Saved data entries:
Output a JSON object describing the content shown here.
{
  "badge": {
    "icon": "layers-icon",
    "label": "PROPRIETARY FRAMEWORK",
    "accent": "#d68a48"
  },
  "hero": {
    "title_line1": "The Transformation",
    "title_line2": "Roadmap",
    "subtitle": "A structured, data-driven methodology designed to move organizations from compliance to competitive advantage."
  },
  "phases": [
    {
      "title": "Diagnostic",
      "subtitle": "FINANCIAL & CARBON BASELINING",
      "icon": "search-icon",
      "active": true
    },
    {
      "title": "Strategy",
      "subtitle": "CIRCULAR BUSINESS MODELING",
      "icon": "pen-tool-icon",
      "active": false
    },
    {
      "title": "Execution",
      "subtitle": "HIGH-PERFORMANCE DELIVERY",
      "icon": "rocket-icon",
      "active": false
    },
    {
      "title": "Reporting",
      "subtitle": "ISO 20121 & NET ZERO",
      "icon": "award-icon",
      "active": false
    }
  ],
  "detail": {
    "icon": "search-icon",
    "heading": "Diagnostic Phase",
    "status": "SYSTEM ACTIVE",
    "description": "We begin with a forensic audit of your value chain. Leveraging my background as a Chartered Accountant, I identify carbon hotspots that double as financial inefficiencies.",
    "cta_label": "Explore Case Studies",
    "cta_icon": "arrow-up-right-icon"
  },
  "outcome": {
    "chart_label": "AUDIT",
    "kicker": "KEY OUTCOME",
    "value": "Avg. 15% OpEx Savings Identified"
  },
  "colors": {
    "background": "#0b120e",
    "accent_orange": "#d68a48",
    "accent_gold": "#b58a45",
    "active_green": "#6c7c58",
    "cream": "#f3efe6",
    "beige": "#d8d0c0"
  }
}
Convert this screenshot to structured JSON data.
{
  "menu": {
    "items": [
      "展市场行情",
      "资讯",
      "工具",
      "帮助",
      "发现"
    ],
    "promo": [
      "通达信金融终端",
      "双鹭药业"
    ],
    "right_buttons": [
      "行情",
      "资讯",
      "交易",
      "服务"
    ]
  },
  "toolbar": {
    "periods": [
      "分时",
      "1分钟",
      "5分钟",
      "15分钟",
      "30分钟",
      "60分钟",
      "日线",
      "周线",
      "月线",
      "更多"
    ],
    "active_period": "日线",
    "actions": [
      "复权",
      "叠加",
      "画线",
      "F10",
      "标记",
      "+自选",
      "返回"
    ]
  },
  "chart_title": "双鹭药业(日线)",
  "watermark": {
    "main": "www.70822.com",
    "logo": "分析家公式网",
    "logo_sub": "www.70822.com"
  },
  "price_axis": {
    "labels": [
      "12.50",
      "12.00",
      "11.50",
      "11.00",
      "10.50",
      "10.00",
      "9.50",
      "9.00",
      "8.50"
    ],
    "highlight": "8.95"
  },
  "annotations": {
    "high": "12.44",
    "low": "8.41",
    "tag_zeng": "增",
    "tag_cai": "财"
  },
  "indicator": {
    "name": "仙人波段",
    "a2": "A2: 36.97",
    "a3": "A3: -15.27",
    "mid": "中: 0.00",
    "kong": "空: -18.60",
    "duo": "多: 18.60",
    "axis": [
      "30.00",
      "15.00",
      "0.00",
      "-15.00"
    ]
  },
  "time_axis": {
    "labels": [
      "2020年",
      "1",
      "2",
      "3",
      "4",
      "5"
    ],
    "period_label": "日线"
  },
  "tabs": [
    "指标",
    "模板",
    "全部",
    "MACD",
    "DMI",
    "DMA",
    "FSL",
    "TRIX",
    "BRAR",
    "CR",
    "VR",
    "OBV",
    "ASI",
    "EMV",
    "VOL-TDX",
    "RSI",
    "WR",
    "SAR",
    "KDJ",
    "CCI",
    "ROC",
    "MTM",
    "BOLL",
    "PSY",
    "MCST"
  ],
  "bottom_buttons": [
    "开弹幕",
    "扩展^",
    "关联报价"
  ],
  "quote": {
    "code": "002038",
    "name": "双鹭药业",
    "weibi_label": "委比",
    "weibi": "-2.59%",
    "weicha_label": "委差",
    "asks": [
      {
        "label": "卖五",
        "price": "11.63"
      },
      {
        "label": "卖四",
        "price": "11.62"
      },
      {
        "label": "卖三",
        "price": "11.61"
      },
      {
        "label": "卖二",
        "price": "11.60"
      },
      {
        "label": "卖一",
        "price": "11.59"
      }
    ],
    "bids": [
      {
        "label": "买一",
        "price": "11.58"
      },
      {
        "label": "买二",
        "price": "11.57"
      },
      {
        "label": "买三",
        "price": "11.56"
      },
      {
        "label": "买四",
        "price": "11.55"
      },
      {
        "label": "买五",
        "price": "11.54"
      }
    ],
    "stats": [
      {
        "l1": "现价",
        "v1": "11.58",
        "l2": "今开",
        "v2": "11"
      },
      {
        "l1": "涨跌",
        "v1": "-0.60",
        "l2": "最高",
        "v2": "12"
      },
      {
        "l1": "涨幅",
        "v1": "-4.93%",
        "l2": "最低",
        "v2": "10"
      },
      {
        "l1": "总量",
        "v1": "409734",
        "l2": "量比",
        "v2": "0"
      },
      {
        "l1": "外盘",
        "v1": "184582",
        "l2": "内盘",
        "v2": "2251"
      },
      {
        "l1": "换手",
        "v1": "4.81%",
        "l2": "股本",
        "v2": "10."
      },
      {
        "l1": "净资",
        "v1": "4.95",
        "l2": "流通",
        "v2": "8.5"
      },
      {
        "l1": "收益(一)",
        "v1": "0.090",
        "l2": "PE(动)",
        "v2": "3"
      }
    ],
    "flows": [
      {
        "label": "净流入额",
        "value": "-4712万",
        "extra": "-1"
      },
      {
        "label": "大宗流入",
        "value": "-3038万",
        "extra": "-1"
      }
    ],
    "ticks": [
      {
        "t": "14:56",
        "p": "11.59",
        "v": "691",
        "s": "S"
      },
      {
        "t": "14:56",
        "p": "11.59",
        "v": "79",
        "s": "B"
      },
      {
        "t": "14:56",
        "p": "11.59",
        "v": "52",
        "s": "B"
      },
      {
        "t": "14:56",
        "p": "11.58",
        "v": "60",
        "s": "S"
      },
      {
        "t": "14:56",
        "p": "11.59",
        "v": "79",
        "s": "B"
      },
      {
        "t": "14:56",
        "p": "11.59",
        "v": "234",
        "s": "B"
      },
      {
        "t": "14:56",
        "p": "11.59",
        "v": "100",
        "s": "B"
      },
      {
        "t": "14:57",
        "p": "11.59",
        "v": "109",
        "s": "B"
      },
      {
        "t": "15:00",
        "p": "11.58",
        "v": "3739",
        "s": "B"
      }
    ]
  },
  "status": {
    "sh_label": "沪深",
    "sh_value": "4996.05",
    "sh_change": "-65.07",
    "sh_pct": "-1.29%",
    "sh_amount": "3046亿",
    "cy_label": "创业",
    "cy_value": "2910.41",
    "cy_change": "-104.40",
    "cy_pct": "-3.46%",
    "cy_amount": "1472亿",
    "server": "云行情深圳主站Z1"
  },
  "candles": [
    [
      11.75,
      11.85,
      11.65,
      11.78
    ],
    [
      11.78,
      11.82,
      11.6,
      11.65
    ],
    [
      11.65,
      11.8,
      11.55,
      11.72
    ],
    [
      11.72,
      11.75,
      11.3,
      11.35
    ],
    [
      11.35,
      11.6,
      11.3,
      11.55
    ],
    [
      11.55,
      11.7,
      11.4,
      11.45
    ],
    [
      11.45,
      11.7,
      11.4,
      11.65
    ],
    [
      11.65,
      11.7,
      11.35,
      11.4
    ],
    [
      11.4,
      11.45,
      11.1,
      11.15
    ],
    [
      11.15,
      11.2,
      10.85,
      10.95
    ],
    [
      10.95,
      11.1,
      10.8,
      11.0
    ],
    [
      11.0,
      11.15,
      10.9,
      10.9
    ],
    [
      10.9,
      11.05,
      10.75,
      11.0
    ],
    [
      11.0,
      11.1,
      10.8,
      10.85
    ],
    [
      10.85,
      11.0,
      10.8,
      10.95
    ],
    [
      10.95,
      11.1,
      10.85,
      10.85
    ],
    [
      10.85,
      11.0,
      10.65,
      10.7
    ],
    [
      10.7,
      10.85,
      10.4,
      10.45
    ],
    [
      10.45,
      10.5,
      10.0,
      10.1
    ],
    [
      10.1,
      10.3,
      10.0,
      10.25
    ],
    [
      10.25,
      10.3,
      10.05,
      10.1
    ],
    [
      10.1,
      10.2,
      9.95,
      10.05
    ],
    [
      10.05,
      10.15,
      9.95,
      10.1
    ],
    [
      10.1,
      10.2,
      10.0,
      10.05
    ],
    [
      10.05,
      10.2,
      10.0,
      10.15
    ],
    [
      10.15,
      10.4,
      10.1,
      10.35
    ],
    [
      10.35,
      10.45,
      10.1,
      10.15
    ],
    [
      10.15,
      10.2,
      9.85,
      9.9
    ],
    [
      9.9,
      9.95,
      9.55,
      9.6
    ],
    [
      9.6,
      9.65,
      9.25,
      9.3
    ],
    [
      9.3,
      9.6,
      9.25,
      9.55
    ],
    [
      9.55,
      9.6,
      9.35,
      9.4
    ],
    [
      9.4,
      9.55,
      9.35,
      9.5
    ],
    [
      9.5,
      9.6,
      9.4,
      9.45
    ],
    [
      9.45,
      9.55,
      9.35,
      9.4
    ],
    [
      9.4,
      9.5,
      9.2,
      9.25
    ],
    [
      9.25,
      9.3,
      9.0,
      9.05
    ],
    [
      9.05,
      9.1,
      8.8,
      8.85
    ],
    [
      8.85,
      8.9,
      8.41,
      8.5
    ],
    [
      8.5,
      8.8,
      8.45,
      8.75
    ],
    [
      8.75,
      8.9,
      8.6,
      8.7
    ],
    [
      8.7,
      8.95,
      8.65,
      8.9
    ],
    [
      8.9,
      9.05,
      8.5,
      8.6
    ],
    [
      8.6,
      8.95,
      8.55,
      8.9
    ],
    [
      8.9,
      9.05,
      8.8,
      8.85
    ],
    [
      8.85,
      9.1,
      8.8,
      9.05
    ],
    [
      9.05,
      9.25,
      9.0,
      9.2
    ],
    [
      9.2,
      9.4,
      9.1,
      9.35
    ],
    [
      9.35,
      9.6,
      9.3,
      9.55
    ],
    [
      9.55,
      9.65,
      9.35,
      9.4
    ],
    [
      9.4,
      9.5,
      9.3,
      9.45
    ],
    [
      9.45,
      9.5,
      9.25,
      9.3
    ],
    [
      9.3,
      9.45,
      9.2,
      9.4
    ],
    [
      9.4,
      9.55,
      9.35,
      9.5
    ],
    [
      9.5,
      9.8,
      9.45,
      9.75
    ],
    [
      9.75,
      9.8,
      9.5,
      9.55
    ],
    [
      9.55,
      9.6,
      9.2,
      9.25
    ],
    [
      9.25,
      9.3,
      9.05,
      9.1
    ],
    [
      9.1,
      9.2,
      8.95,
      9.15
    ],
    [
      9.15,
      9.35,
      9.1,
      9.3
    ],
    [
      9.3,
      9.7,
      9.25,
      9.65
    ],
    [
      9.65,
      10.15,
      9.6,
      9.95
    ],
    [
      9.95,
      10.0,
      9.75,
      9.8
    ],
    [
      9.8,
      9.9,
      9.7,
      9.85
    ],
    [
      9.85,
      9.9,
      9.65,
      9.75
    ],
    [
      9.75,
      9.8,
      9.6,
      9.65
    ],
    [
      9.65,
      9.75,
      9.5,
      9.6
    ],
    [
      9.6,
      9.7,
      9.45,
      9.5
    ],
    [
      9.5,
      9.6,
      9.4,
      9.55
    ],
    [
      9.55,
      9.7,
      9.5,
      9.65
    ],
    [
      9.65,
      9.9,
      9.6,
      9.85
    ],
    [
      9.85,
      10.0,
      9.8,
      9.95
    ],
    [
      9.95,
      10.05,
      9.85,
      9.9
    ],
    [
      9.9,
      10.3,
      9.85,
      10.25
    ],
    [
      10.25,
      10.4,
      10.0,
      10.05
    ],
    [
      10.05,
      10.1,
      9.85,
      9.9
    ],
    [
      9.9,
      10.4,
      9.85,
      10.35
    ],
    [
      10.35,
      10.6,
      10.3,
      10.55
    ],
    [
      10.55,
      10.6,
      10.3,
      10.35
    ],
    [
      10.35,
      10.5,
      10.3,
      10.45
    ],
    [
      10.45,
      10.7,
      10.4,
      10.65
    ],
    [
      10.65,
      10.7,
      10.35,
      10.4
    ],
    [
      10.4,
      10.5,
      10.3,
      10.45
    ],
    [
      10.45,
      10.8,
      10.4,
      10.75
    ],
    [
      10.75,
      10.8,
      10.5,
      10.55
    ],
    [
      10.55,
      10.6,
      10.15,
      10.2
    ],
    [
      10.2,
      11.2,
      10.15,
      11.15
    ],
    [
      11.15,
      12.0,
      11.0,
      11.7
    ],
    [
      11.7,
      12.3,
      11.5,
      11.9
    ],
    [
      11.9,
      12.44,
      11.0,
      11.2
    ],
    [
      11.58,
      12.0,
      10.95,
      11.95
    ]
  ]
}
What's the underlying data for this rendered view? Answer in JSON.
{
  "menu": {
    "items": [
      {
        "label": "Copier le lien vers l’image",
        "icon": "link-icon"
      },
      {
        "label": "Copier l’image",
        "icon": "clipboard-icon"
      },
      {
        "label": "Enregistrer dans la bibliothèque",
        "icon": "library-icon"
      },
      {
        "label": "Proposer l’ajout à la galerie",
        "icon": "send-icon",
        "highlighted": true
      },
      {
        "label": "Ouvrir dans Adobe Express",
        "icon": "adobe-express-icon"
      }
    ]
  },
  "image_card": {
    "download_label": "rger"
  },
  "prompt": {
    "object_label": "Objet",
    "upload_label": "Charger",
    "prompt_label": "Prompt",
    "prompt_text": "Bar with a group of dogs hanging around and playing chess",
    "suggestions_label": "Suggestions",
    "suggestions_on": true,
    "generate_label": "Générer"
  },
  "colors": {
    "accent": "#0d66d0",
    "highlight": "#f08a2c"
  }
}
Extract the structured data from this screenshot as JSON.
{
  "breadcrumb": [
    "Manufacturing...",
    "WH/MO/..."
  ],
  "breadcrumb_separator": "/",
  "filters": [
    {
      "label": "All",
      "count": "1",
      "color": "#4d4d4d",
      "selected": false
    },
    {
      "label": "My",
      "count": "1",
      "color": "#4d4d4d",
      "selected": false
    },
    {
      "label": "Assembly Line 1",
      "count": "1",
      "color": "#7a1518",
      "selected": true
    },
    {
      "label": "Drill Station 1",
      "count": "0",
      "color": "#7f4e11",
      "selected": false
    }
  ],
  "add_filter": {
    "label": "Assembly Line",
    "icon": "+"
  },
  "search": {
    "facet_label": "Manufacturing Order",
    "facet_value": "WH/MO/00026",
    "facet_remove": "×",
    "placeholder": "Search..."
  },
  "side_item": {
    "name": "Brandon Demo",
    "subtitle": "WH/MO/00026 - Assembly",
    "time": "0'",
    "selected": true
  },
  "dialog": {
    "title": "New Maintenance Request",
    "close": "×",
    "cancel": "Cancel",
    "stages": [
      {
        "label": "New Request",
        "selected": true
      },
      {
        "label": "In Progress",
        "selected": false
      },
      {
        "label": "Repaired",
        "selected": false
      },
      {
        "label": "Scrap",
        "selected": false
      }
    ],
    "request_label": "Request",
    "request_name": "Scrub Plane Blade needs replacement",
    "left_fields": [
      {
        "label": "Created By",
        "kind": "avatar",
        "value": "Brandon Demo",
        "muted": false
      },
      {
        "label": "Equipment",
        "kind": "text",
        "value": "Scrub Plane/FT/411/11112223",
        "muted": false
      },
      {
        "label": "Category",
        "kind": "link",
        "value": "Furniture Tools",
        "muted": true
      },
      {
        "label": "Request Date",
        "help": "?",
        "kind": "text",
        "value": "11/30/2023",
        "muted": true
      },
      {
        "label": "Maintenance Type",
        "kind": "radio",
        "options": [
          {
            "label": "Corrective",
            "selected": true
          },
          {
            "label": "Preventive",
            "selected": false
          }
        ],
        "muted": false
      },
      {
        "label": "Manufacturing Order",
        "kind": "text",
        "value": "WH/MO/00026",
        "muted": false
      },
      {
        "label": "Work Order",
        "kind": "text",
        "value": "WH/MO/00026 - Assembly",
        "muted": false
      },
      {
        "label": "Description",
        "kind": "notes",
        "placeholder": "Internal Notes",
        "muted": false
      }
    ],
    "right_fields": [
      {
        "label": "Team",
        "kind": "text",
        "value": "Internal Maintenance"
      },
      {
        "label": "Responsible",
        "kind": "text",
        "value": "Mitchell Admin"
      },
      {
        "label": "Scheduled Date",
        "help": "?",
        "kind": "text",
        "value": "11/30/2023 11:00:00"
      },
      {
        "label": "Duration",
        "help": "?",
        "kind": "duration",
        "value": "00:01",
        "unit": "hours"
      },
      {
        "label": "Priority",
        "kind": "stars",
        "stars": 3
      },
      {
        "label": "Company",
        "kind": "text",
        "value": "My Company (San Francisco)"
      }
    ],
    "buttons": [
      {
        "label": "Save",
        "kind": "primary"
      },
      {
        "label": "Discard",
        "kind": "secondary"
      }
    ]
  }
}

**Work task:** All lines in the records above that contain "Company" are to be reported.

**Response below:**
        "label": "Company",
        "value": "My Company (San Francisco)"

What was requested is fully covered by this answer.